For the string "title", search the entries below and copy every line where it appears.

============

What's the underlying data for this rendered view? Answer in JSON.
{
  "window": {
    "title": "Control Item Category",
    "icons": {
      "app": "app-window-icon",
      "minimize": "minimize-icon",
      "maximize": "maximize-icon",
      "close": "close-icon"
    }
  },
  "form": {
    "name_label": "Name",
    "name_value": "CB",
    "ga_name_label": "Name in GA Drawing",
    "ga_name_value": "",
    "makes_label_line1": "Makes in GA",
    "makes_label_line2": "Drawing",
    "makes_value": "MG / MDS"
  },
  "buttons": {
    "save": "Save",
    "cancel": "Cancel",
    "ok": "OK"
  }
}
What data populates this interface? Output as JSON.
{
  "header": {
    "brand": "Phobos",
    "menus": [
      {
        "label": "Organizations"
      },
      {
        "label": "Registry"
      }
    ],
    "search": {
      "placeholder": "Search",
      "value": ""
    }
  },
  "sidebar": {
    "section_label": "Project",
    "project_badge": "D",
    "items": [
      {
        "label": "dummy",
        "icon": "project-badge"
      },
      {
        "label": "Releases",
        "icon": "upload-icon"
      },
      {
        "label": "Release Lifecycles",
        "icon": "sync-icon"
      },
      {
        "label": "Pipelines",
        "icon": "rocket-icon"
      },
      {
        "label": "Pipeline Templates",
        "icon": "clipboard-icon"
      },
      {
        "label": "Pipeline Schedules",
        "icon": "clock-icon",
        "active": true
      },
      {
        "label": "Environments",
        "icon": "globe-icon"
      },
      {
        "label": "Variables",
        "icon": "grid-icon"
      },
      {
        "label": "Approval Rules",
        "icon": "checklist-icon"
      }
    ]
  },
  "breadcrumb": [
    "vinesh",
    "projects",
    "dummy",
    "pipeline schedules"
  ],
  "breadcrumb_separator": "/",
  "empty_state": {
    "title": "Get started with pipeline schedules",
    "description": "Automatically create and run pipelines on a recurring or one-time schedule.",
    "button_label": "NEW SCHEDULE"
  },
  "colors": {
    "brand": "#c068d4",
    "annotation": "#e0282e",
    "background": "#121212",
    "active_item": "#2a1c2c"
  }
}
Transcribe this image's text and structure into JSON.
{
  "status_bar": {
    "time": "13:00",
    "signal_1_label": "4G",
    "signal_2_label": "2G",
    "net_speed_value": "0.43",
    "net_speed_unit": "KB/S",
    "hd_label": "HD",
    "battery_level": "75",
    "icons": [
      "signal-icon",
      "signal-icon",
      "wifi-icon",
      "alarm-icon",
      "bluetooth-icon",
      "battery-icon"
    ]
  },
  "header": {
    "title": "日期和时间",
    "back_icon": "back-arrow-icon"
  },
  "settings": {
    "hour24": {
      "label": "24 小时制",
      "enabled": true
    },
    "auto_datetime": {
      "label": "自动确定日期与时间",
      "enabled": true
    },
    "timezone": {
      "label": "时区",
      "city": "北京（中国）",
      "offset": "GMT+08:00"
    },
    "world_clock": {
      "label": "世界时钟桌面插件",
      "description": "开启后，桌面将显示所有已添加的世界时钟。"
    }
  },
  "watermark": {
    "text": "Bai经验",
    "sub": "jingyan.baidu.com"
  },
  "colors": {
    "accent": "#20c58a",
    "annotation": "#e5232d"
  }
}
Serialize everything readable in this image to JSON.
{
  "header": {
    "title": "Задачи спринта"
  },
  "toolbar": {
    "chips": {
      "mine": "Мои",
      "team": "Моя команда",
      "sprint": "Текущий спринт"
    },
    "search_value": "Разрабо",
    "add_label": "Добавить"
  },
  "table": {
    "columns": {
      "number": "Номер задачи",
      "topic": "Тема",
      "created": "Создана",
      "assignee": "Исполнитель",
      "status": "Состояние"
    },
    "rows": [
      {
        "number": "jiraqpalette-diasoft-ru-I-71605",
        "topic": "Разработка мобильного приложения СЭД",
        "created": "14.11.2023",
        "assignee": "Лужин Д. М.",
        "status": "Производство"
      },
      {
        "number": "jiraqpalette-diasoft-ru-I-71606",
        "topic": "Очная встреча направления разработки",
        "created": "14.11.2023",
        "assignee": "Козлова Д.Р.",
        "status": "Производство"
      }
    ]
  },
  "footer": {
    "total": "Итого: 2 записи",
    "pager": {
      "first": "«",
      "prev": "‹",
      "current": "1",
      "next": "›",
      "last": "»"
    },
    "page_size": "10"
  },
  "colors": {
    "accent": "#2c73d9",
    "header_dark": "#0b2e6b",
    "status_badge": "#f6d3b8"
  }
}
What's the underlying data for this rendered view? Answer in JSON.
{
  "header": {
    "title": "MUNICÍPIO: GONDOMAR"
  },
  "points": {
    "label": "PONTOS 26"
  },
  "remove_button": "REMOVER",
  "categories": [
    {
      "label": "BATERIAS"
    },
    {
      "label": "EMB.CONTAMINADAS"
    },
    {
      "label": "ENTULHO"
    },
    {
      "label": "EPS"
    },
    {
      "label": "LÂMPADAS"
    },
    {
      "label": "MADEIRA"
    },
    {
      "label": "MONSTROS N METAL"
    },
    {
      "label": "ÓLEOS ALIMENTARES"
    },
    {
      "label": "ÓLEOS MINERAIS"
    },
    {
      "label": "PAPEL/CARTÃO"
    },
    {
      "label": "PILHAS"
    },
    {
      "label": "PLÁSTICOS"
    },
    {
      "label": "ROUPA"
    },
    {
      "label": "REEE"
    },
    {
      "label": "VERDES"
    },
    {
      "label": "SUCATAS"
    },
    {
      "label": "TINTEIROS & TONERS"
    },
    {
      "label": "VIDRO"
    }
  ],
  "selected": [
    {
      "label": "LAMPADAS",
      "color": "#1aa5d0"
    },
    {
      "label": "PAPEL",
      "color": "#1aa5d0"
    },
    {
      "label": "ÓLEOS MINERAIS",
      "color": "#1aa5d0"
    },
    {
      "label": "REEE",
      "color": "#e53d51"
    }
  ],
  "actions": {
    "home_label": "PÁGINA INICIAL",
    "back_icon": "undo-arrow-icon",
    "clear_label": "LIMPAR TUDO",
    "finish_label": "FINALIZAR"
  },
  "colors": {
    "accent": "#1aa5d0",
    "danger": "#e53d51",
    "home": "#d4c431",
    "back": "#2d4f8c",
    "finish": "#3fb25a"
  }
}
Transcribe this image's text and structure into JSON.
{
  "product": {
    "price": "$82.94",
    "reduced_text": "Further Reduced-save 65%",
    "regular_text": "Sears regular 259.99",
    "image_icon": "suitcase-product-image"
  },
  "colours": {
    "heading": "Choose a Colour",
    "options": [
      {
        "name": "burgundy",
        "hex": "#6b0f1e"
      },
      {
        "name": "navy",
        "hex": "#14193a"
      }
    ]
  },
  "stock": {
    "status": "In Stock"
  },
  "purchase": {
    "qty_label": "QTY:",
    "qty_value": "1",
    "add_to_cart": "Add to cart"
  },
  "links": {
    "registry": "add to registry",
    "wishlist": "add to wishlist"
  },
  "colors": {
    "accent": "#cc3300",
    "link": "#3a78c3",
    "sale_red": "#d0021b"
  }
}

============

Finished task:
    "title": "Control Item Category",
    "title": "Get started with pipeline schedules",
    "title": "日期和时间",
    "title": "Задачи спринта"
    "title": "MUNICÍPIO: GONDOMAR"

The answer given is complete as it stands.